MedPAC is an independent congressional agency that advises Congress on issues involving the Medicare program.  While its recommendations are not binding on either Congress or the administration, MedPAC is highly influential in governing circles and its recommendations often find their way into legislation, regulations, and new public policy.

See MedPAC’s letter to CMS here.…

CMS Seeks Help With Reducing Administrative and Regulatory Burdens

Reducing administrative and regulatory burdens is the subject of a new request for information issued last week by the Centers for Medicare & Medicaid Services.

In the RFI, CMS explains that it is especially interested in “…innovative ideas that broaden perspectives on potential solutions to relieve burden and ways to improve”

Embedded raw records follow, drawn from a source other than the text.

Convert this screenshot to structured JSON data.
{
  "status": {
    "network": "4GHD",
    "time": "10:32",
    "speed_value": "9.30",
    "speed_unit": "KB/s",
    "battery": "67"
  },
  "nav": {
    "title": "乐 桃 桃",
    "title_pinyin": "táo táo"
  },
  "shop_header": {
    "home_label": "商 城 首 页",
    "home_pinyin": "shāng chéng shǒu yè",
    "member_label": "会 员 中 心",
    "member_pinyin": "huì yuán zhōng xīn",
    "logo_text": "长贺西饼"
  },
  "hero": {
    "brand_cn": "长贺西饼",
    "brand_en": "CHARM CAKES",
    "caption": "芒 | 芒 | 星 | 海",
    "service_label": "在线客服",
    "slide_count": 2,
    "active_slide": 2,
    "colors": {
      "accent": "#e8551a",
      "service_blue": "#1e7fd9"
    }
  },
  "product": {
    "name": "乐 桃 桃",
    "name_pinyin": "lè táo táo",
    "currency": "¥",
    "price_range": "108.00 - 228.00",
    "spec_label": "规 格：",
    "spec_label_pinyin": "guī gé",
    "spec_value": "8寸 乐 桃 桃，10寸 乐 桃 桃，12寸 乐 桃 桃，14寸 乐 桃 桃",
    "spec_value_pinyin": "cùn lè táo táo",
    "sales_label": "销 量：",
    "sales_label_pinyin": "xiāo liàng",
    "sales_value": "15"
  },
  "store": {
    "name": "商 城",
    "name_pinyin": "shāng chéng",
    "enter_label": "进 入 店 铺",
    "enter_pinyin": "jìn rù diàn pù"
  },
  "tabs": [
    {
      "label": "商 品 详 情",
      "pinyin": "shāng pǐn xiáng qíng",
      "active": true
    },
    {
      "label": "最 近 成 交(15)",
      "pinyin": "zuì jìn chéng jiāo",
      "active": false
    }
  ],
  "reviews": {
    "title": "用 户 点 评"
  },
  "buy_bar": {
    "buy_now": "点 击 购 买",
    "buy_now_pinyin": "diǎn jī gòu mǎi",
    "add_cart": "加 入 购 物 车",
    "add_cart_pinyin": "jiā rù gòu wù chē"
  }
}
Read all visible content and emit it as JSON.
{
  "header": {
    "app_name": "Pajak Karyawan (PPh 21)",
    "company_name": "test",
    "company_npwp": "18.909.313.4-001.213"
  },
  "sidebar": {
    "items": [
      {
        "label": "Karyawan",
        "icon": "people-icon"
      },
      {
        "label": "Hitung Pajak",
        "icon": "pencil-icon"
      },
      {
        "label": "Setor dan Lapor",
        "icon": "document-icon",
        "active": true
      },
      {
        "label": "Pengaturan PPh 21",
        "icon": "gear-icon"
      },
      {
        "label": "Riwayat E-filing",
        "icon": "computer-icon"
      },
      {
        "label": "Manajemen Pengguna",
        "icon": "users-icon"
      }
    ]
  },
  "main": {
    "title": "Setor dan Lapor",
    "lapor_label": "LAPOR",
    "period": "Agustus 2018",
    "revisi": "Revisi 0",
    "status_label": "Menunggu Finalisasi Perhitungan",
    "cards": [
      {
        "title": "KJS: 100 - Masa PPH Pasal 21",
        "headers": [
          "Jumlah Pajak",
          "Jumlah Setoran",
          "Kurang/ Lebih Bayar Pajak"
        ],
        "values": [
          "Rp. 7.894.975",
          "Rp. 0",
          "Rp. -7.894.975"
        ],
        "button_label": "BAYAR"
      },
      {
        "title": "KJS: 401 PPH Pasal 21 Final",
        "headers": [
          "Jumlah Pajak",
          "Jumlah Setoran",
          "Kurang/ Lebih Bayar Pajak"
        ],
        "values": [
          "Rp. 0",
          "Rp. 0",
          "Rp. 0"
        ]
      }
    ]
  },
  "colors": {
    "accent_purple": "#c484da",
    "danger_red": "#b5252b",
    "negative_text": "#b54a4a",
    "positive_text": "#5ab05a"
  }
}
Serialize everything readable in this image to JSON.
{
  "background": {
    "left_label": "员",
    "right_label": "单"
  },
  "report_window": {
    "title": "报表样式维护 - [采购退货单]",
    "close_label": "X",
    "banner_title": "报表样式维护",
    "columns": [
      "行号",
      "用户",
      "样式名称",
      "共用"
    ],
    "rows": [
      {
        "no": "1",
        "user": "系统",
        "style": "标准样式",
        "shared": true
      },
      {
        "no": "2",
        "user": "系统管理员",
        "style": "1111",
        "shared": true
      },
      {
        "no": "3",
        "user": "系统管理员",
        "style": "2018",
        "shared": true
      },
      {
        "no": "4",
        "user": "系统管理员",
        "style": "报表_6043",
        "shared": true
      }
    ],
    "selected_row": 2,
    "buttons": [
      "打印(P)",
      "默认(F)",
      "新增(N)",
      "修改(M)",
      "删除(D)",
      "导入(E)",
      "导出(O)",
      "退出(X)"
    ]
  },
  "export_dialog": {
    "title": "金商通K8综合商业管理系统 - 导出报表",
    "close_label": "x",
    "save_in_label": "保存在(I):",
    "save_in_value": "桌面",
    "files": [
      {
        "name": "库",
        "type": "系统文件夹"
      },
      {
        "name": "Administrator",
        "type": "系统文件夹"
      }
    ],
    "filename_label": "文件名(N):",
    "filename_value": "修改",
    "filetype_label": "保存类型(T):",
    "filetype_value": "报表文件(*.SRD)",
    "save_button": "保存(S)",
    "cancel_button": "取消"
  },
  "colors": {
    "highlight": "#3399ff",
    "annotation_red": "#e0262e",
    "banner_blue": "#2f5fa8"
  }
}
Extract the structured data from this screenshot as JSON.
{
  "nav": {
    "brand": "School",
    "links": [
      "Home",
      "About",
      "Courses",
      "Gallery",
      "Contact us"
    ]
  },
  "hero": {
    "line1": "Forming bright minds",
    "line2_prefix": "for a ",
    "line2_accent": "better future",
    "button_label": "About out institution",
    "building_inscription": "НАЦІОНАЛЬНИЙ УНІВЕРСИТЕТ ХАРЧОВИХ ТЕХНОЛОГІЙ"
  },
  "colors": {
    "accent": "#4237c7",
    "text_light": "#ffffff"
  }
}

  • reporting and documentation requirements
  • coding and documentation requirements for Medicare or Medicaid payment
  • prior authorization procedures
  • policies and requirements for rural providers, clinicians, and beneficiaries
  • policies and requirements for dually enrolled (Medicare and Medicaid) beneficiaries
  • beneficiary enrollment and eligibility determination
  • CMS processes for issuing regulations and policies

Comments are due to CMS by August 12.

For further information, see the CMS news release “CMS Seeks Public Input on Patients over Paperwork Initiative to Further Reduce Administrative, Regulatory Burden to Lower Healthcare Costs” or go here to see the RFI itself.…

PACE Regulation Updated

PACE programs will have new flexibility under a recent update of regulations governing Programs of All-Inclusive Care.

As described by the National Association of Medicaid Directors, the new regulation

  • Allows PACE team members to fulfill multiple roles on the care team;
  • Allows certain non-physician providers to serve in the place of primary care physicians on the care team;
  • Clarifies that PACE programs offering prescription drug benefits are subject to Medicare Part D regulations;
  • Eliminates requirements for PACE organizations to seek waivers for several of the most commonly waived aspects of PACE regulation; and
  • Updates CMS’s enforcement actions to promote accountability in PACE.

PACE, as described in the CMS fact sheet announcing the regulation update,

… provides comprehensive medical and social services to certain frail, elderly individuals who qualify for nursing home care but, at the time of enrollment, can still live safely in the community. The majority of participants served by PACE are dually eligible for both Medicare and Medicaid. More than 45,000 older adults are currently enrolled in more than 100 PACE organizations in 31 states…

Learn more from the CMS fact sheet describing the updated regulation or go here to see the regulation itself.